Recorded data |
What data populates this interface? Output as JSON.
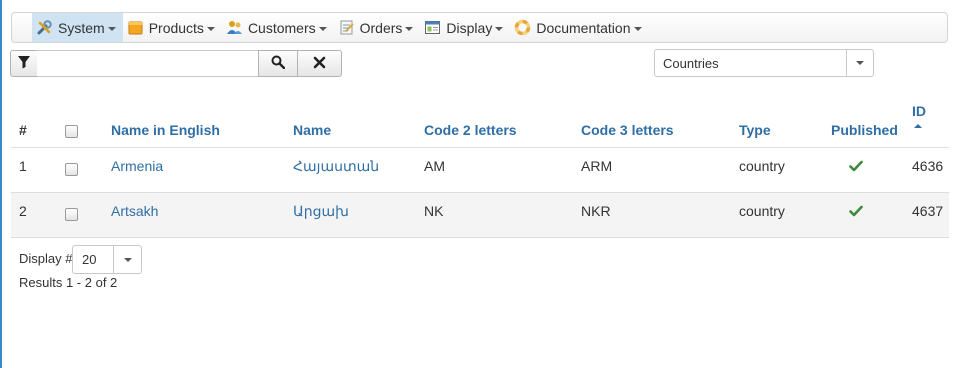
{
  "menu": {
    "items": [
      {
        "label": "System",
        "icon": "tools-icon",
        "active": true
      },
      {
        "label": "Products",
        "icon": "box-icon"
      },
      {
        "label": "Customers",
        "icon": "users-icon"
      },
      {
        "label": "Orders",
        "icon": "orders-icon"
      },
      {
        "label": "Display",
        "icon": "display-icon"
      },
      {
        "label": "Documentation",
        "icon": "lifebuoy-icon"
      }
    ]
  },
  "search": {
    "value": "",
    "placeholder": ""
  },
  "filter_select": {
    "value": "Countries"
  },
  "table": {
    "headers": {
      "num": "#",
      "name_english": "Name in English",
      "name": "Name",
      "code2": "Code 2 letters",
      "code3": "Code 3 letters",
      "type": "Type",
      "published": "Published",
      "id": "ID"
    },
    "rows": [
      {
        "num": "1",
        "name_english": "Armenia",
        "name": "Հայաստան",
        "code2": "AM",
        "code3": "ARM",
        "type": "country",
        "published": true,
        "id": "4636"
      },
      {
        "num": "2",
        "name_english": "Artsakh",
        "name": "Արցախ",
        "code2": "NK",
        "code3": "NKR",
        "type": "country",
        "published": true,
        "id": "4637"
      }
    ]
  },
  "footer": {
    "display_label": "Display #",
    "limit_value": "20",
    "results_text": "Results 1 - 2 of 2"
  },
  "colors": {
    "accent": "#2f6ea5",
    "published": "#3c8a3c",
    "active_menu": "#cfe3f3"
  }
}
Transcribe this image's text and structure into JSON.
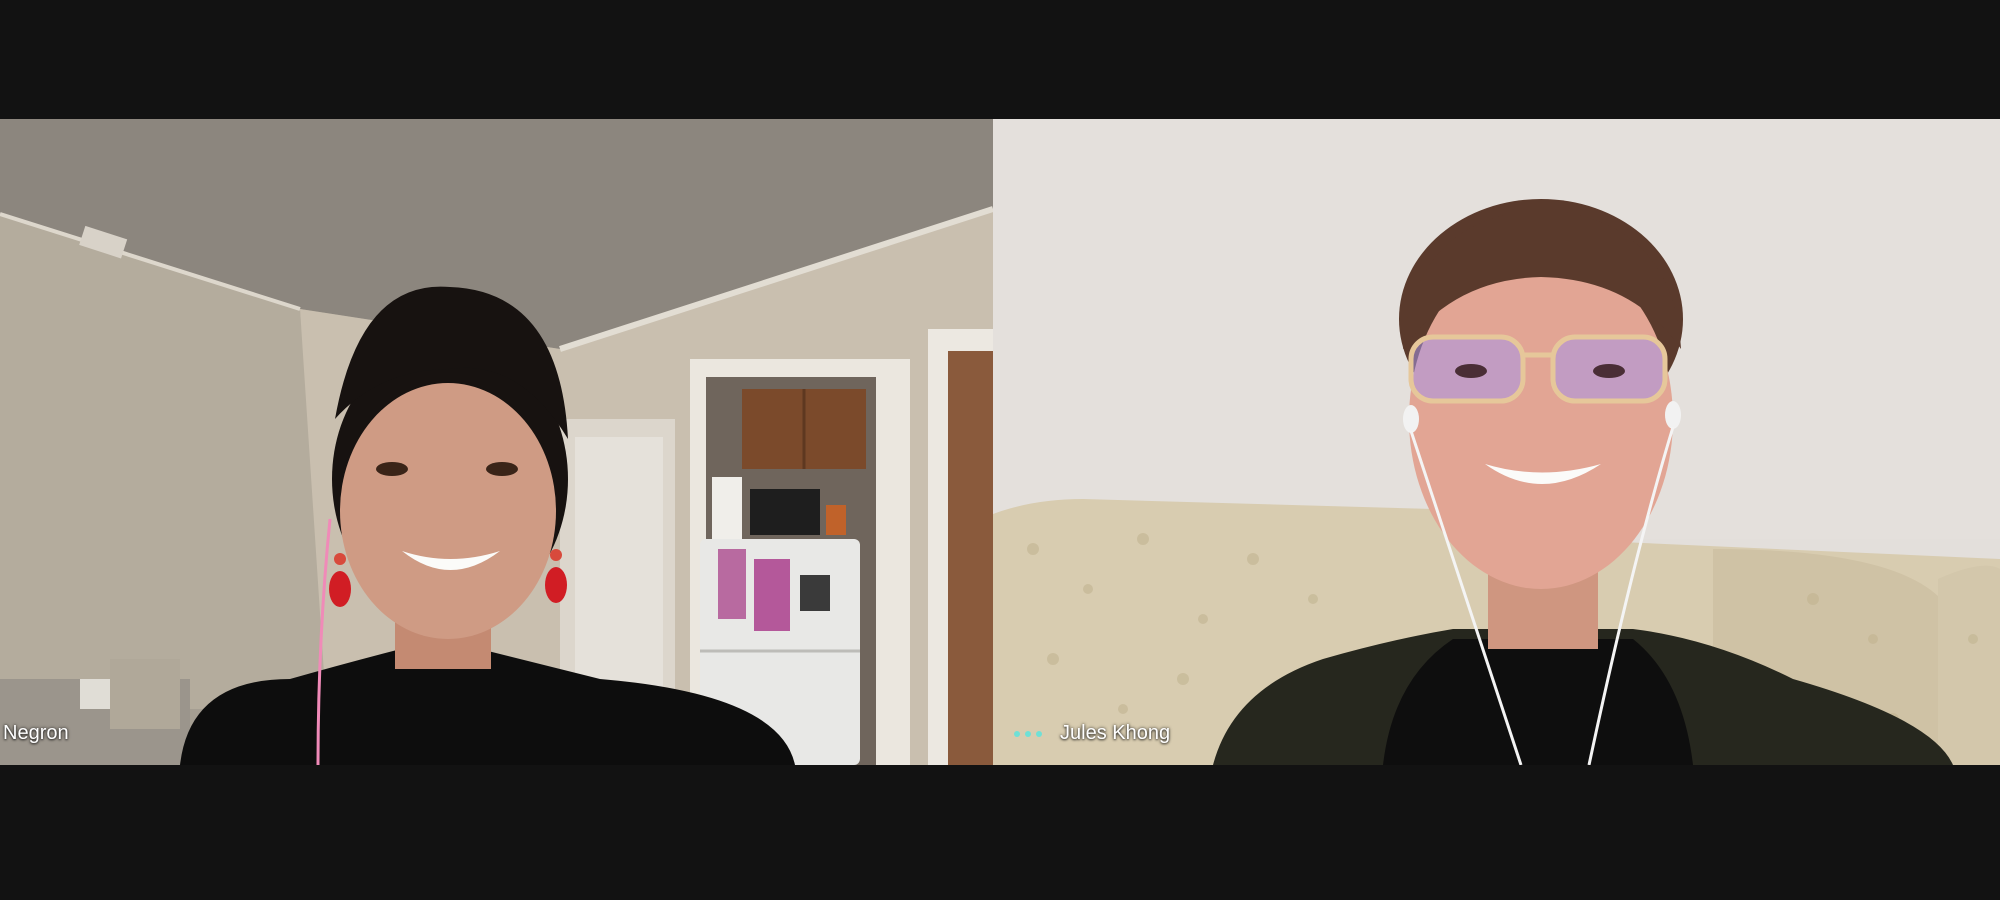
{
  "participants": [
    {
      "name": "Negron",
      "speaking": false
    },
    {
      "name": "Jules Khong",
      "speaking": true
    }
  ],
  "colors": {
    "background": "#121212",
    "label_text": "#ffffff",
    "speaking_indicator": "#6fe0d6"
  },
  "icons": {
    "speaking_indicator": "three-dots-audio-icon"
  }
}
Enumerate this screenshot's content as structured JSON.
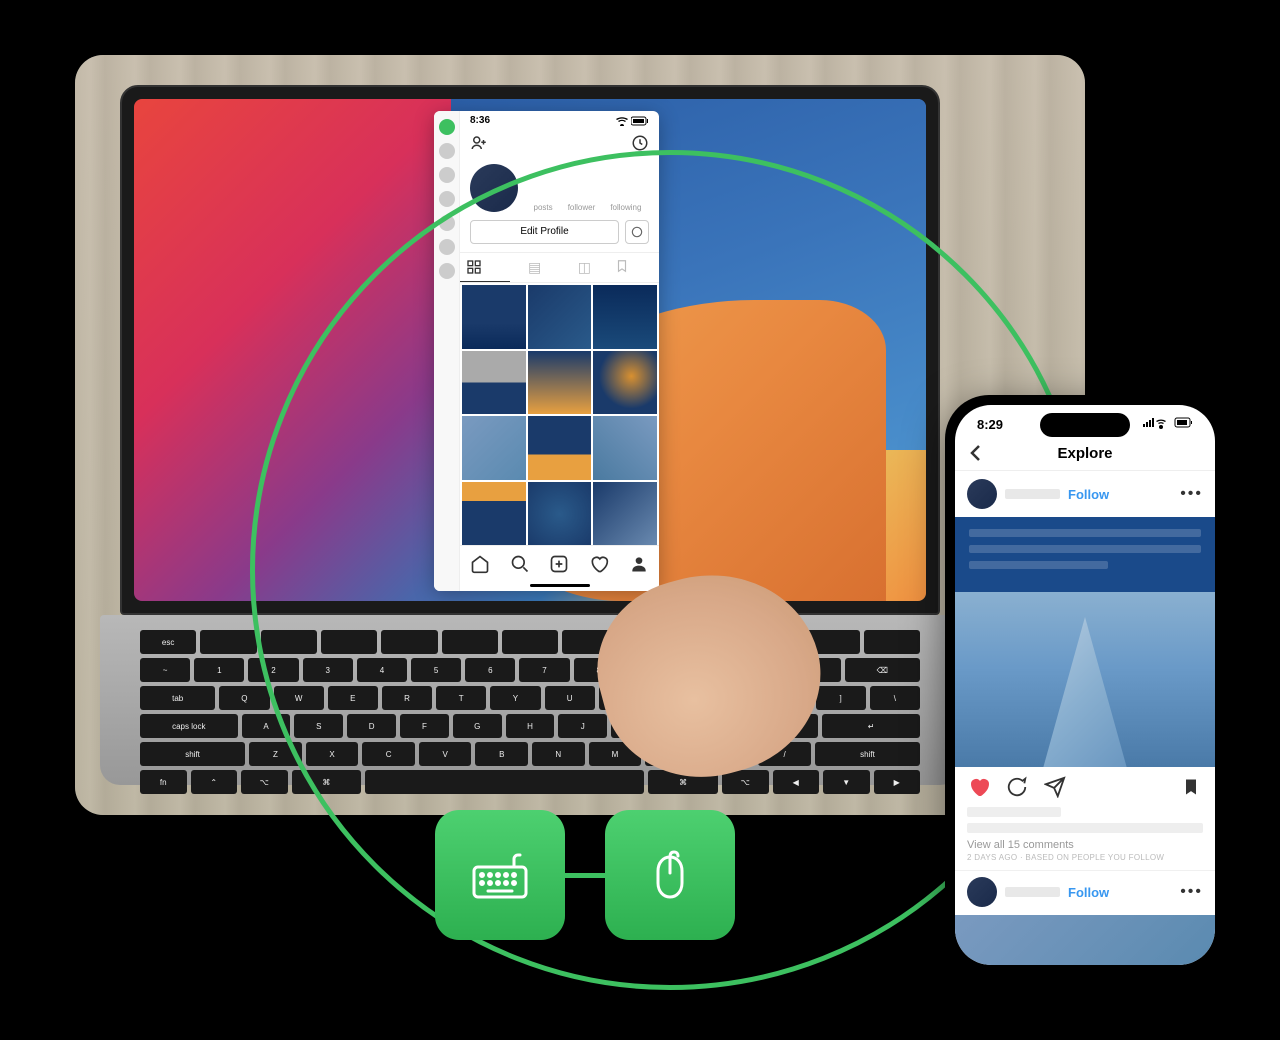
{
  "laptop_app": {
    "status_time": "8:36",
    "stats": {
      "posts": "posts",
      "follower": "follower",
      "following": "following"
    },
    "edit_profile": "Edit Profile"
  },
  "phone": {
    "status_time": "8:29",
    "header_title": "Explore",
    "follow_label": "Follow",
    "view_comments": "View all 15 comments",
    "time_meta": "2 DAYS AGO · BASED ON PEOPLE YOU FOLLOW",
    "next_follow": "Follow"
  },
  "controls": {
    "keyboard_icon": "keyboard-icon",
    "mouse_icon": "mouse-icon"
  }
}
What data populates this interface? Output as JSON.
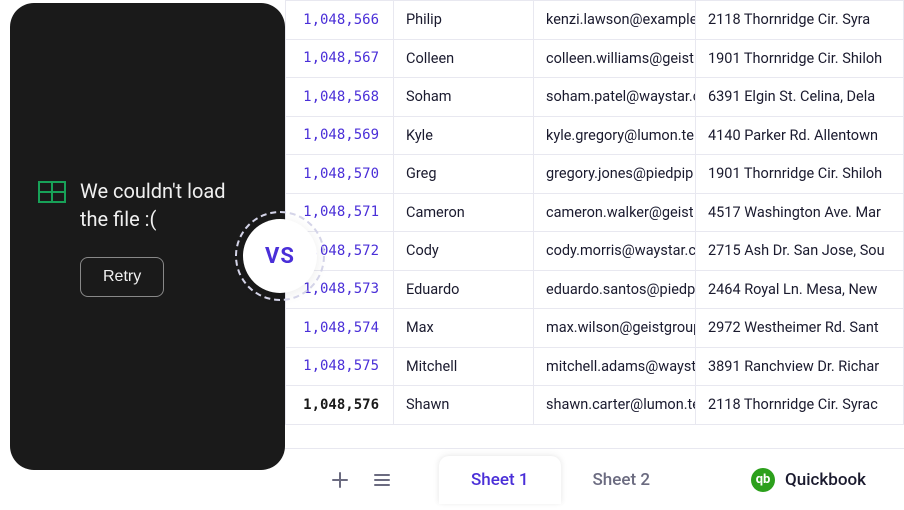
{
  "error": {
    "message": "We couldn't load the file :(",
    "retry_label": "Retry"
  },
  "vs_label": "VS",
  "rows": [
    {
      "id": "1,048,566",
      "name": "Philip",
      "email": "kenzi.lawson@example.",
      "addr": "2118 Thornridge Cir. Syra"
    },
    {
      "id": "1,048,567",
      "name": "Colleen",
      "email": "colleen.williams@geist",
      "addr": "1901 Thornridge Cir. Shiloh"
    },
    {
      "id": "1,048,568",
      "name": "Soham",
      "email": "soham.patel@waystar.c",
      "addr": "6391 Elgin St. Celina, Dela"
    },
    {
      "id": "1,048,569",
      "name": "Kyle",
      "email": "kyle.gregory@lumon.te",
      "addr": "4140 Parker Rd. Allentown"
    },
    {
      "id": "1,048,570",
      "name": "Greg",
      "email": "gregory.jones@piedpip",
      "addr": "1901 Thornridge Cir. Shiloh"
    },
    {
      "id": "1,048,571",
      "name": "Cameron",
      "email": "cameron.walker@geist",
      "addr": " 4517 Washington Ave. Mar"
    },
    {
      "id": "1,048,572",
      "name": "Cody",
      "email": "cody.morris@waystar.c",
      "addr": "2715 Ash Dr. San Jose, Sou"
    },
    {
      "id": "1,048,573",
      "name": "Eduardo",
      "email": "eduardo.santos@piedp",
      "addr": "2464 Royal Ln. Mesa, New"
    },
    {
      "id": "1,048,574",
      "name": "Max",
      "email": "max.wilson@geistgroup",
      "addr": "2972 Westheimer Rd. Sant"
    },
    {
      "id": "1,048,575",
      "name": "Mitchell",
      "email": "mitchell.adams@wayst",
      "addr": "3891 Ranchview Dr. Richar"
    },
    {
      "id": "1,048,576",
      "name": "Shawn",
      "email": "shawn.carter@lumon.te",
      "addr": "2118 Thornridge Cir. Syrac"
    }
  ],
  "tabs": {
    "sheet1": "Sheet 1",
    "sheet2": "Sheet 2",
    "connector": "Quickbook"
  }
}
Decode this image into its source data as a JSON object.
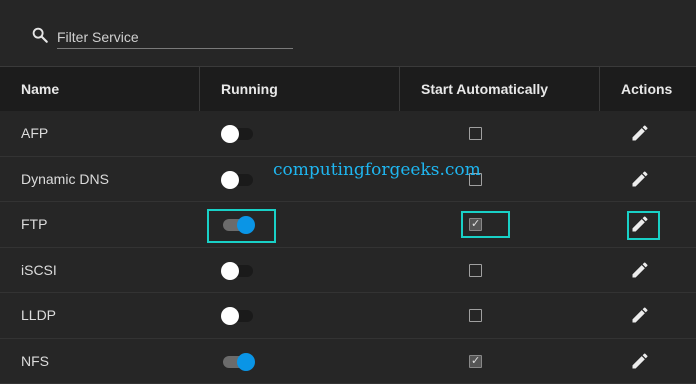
{
  "search": {
    "placeholder": "Filter Service"
  },
  "table": {
    "headers": {
      "name": "Name",
      "running": "Running",
      "start_auto": "Start Automatically",
      "actions": "Actions"
    },
    "rows": [
      {
        "name": "AFP",
        "running": false,
        "start_auto": false
      },
      {
        "name": "Dynamic DNS",
        "running": false,
        "start_auto": false
      },
      {
        "name": "FTP",
        "running": true,
        "start_auto": true
      },
      {
        "name": "iSCSI",
        "running": false,
        "start_auto": false
      },
      {
        "name": "LLDP",
        "running": false,
        "start_auto": false
      },
      {
        "name": "NFS",
        "running": true,
        "start_auto": true
      }
    ]
  },
  "watermark": "computingforgeeks.com",
  "colors": {
    "toggle_on": "#0a95e6",
    "highlight": "#19d1c7",
    "watermark": "#1fb6f0"
  },
  "icons": {
    "search": "search-icon",
    "edit": "pencil-icon",
    "check": "check-icon"
  }
}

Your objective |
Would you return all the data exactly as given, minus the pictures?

Response |
What data populates this interface? Output as JSON.
{
  "menu": {
    "items": [
      {
        "label": "System",
        "icon": "tools-icon",
        "active": true
      },
      {
        "label": "Products",
        "icon": "box-icon"
      },
      {
        "label": "Customers",
        "icon": "users-icon"
      },
      {
        "label": "Orders",
        "icon": "orders-icon"
      },
      {
        "label": "Display",
        "icon": "display-icon"
      },
      {
        "label": "Documentation",
        "icon": "lifebuoy-icon"
      }
    ]
  },
  "search": {
    "value": "",
    "placeholder": ""
  },
  "filter_select": {
    "value": "Countries"
  },
  "table": {
    "headers": {
      "num": "#",
      "name_english": "Name in English",
      "name": "Name",
      "code2": "Code 2 letters",
      "code3": "Code 3 letters",
      "type": "Type",
      "published": "Published",
      "id": "ID"
    },
    "rows": [
      {
        "num": "1",
        "name_english": "Armenia",
        "name": "Հայաստան",
        "code2": "AM",
        "code3": "ARM",
        "type": "country",
        "published": true,
        "id": "4636"
      },
      {
        "num": "2",
        "name_english": "Artsakh",
        "name": "Արցախ",
        "code2": "NK",
        "code3": "NKR",
        "type": "country",
        "published": true,
        "id": "4637"
      }
    ]
  },
  "footer": {
    "display_label": "Display #",
    "limit_value": "20",
    "results_text": "Results 1 - 2 of 2"
  },
  "colors": {
    "accent": "#2f6ea5",
    "published": "#3c8a3c",
    "active_menu": "#cfe3f3"
  }
}
Transcribe this image's text and structure into JSON.
{
  "participants": [
    {
      "name": "Negron",
      "speaking": false
    },
    {
      "name": "Jules Khong",
      "speaking": true
    }
  ],
  "colors": {
    "background": "#121212",
    "label_text": "#ffffff",
    "speaking_indicator": "#6fe0d6"
  },
  "icons": {
    "speaking_indicator": "three-dots-audio-icon"
  }
}
Enumerate this screenshot's content as structured JSON.
{
  "laptop_app": {
    "status_time": "8:36",
    "stats": {
      "posts": "posts",
      "follower": "follower",
      "following": "following"
    },
    "edit_profile": "Edit Profile"
  },
  "phone": {
    "status_time": "8:29",
    "header_title": "Explore",
    "follow_label": "Follow",
    "view_comments": "View all 15 comments",
    "time_meta": "2 DAYS AGO · BASED ON PEOPLE YOU FOLLOW",
    "next_follow": "Follow"
  },
  "controls": {
    "keyboard_icon": "keyboard-icon",
    "mouse_icon": "mouse-icon"
  }
}
What data populates this interface? Output as JSON.
{
  "error": {
    "message": "We couldn't load the file :(",
    "retry_label": "Retry"
  },
  "vs_label": "VS",
  "rows": [
    {
      "id": "1,048,566",
      "name": "Philip",
      "email": "kenzi.lawson@example.",
      "addr": "2118 Thornridge Cir. Syra"
    },
    {
      "id": "1,048,567",
      "name": "Colleen",
      "email": "colleen.williams@geist",
      "addr": "1901 Thornridge Cir. Shiloh"
    },
    {
      "id": "1,048,568",
      "name": "Soham",
      "email": "soham.patel@waystar.c",
      "addr": "6391 Elgin St. Celina, Dela"
    },
    {
      "id": "1,048,569",
      "name": "Kyle",
      "email": "kyle.gregory@lumon.te",
      "addr": "4140 Parker Rd. Allentown"
    },
    {
      "id": "1,048,570",
      "name": "Greg",
      "email": "gregory.jones@piedpip",
      "addr": "1901 Thornridge Cir. Shiloh"
    },
    {
      "id": "1,048,571",
      "name": "Cameron",
      "email": "cameron.walker@geist",
      "addr": " 4517 Washington Ave. Mar"
    },
    {
      "id": "1,048,572",
      "name": "Cody",
      "email": "cody.morris@waystar.c",
      "addr": "2715 Ash Dr. San Jose, Sou"
    },
    {
      "id": "1,048,573",
      "name": "Eduardo",
      "email": "eduardo.santos@piedp",
      "addr": "2464 Royal Ln. Mesa, New"
    },
    {
      "id": "1,048,574",
      "name": "Max",
      "email": "max.wilson@geistgroup",
      "addr": "2972 Westheimer Rd. Sant"
    },
    {
      "id": "1,048,575",
      "name": "Mitchell",
      "email": "mitchell.adams@wayst",
      "addr": "3891 Ranchview Dr. Richar"
    },
    {
      "id": "1,048,576",
      "name": "Shawn",
      "email": "shawn.carter@lumon.te",
      "addr": "2118 Thornridge Cir. Syrac"
    }
  ],
  "tabs": {
    "sheet1": "Sheet 1",
    "sheet2": "Sheet 2",
    "connector": "Quickbook"
  }
}
Decode this image into its source data as a JSON object.
{
  "search": {
    "placeholder": "Filter Service"
  },
  "table": {
    "headers": {
      "name": "Name",
      "running": "Running",
      "start_auto": "Start Automatically",
      "actions": "Actions"
    },
    "rows": [
      {
        "name": "AFP",
        "running": false,
        "start_auto": false
      },
      {
        "name": "Dynamic DNS",
        "running": false,
        "start_auto": false
      },
      {
        "name": "FTP",
        "running": true,
        "start_auto": true
      },
      {
        "name": "iSCSI",
        "running": false,
        "start_auto": false
      },
      {
        "name": "LLDP",
        "running": false,
        "start_auto": false
      },
      {
        "name": "NFS",
        "running": true,
        "start_auto": true
      }
    ]
  },
  "watermark": "computingforgeeks.com",
  "colors": {
    "toggle_on": "#0a95e6",
    "highlight": "#19d1c7",
    "watermark": "#1fb6f0"
  },
  "icons": {
    "search": "search-icon",
    "edit": "pencil-icon",
    "check": "check-icon"
  }
}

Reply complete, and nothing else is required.